Jul. 15—MANKATO — The National Suicide Prevention Lifeline will shift Saturday to a simpler, 988 phone number, giving mental health advocates hope that more people will remember what number to call or text during a crisis.
The free 24/7 help line's number has been 1-800-273-8255 since 2005. People experiencing a crisis can still call the 10-digit number after July 16 to connect to counselors trained to listen, provide support and connect the caller to local resources if needed.
It just won't be as convenient as dialing or texting 988, which is the point of switching to the three-digit code.
"When you're in crisis, you need that help instantaneously," said Beth Tietz of the Yellow Ribbon Suicide Prevention Program in Mankato. "You don't want to be fumbling around trying to remember the number."
Yellow Ribbon's programs include public education on depression symptoms, the warning signs for suicide and normalizing asking for help during mental health crises. They encourage use of the national help line.
Making the number much simpler is a fantastic change, said Jeanne Reed of Brown County's Yellow Ribbon program. Board members re-established the organization in April after being on hold for several years — a Sept. 17 awareness and prevention event is planned at New Ulm's German Park.
"It's very hard to remember a 1-800 number, so having that really easy is kind of like 911," she said. "No one forgets about that."
Calling 911 is still an option for people in mental health distress. Shifting to 988 for suicide prevention services merely adds a more specific resource for them.
Having a more memorable number is likely to increase the number of calls to the service, according to the line's federal and nonprofit operators. With rising call numbers come rising concerns about already stretched call centers being able to meet the needs.
Minnesota's in-state answer rate was 76% between January and May, according to meeting notes from the Minnesota Department of Health's quarterly update on June 14. The federal Substance Abuse and Mental Health Services Administration, or SAMHSA, set a goal for states to reach 90% answer rates for 988 calls, texts or chats.
Between the 76% in-state answer rate from the 10-digit number and a 25% to 30% anticipated increase in calls to 988, reaching the 90% goal will be challenging, said Sue Abderholden, executive director of the National Alliance on Mental Illness, or NAMI, in Minnesota.
"Since we struggled to meet 100% of them already, we do know that when the calls get routed somewhere else there's a further delay," she said.
The more calls answered by counselors outside of Minnesota, the less connection to resources within the state.

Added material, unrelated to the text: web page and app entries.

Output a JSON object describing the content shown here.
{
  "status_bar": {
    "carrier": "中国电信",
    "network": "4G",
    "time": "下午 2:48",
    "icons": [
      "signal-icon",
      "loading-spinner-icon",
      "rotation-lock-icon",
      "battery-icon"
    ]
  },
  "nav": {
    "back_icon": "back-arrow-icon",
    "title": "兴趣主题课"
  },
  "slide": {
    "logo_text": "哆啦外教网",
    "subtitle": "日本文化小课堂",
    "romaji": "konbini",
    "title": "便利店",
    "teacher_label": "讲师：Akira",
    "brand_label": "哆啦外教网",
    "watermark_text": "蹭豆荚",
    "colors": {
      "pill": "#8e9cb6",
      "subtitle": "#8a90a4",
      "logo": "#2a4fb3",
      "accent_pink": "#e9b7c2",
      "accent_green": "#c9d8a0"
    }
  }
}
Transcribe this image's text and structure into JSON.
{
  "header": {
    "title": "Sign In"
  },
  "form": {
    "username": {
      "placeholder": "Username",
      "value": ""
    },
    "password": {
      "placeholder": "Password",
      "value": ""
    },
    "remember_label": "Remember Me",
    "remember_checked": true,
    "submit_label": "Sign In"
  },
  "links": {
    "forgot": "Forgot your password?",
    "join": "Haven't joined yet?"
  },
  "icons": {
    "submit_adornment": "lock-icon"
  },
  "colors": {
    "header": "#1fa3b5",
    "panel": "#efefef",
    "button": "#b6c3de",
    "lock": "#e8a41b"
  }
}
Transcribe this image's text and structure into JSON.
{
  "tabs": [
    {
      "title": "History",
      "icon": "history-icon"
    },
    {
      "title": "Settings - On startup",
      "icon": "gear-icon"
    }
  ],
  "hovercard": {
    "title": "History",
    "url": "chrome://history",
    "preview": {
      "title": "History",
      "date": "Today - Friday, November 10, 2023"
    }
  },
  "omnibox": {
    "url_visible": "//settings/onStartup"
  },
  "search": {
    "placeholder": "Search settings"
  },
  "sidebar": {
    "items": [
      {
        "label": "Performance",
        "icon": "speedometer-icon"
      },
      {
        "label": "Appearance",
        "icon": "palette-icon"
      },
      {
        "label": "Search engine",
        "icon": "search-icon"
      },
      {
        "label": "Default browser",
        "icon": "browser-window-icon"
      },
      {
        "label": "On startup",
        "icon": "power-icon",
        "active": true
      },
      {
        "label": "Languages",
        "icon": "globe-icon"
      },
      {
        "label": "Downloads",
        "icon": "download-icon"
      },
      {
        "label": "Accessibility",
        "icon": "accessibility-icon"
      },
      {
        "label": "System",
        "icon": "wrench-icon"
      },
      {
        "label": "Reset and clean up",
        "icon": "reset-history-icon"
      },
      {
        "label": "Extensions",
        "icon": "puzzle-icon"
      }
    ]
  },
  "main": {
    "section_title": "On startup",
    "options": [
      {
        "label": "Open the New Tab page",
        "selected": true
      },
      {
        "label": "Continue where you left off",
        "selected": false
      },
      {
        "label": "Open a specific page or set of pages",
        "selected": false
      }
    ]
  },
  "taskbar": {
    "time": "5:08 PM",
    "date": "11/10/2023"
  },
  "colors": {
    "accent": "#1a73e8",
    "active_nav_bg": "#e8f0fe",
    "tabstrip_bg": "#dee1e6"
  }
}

The four crisis call centers tasked with handling 988 calls within Minnesota already cover wide geographic areas. Blue Earth, Nicollet and Brown counties actually fall within the region covered by the Greater Twin Cities United Way, which also includes Hennepin and Ramsey counties and 10 others either near the Twin Cities or in south-central Minnesota.
Despite an anticipated increase in calls, the Minnesota Legislature didn't pass additional funding for 988 call centers in the health department's omnibus supplement budget bill before the session petered out in May.
Funding would've allowed for expanded staffing at call centers, Abderholden said. NAMI will again lobby lawmakers to pass more funding to support the program next session.
"We'll be back," she said. "I know the health department will as well to try get more of that money so we can actually keep more of the calls in Minnesota."
As it stands, the health department has $1.3 million for the 988 program from the state's general fund and $922,000 from a SAMHSA federal grant. The National Suicide Prevention Lifeline reportedly projected Minnesota to need $7.3 million to fully support 988 operations in the first year after the transition.
In Brown County, the Yellow Ribbon program's philosophy is it's OK to ask for help, said Reed, who co-chairs the group with Jessica Fischer Hoffmann.
And a greater number of people asking for help would require more trained people to answer their calls — as well as support services for the counselors given the difficulty of their jobs.
"Hopefully if that does happen we can find more funding to promote people to work for these call centers," Reed said.
Minnesota has at least one important leg up on some states as the switch to 988 looms.
If 988 counselors identify that someone needs immediate help on a call, they can contact mobile crisis teams to respond. Horizon Home's South Central Crisis Center has mobile teams covering Blue Earth, Nicollet and Brown counties and seven other area counties.
Some states are essentially having to build mobile crisis teams from the ground up while facing an increase of calls to 988. Whereas Minnesota has mobile crisis teams covering every county already, Abderholden said, so whatever counselor a caller reaches through 988 in Minnesota should be able to connect them to existing mobile crisis services.
Follow Brian Arola @BrianArola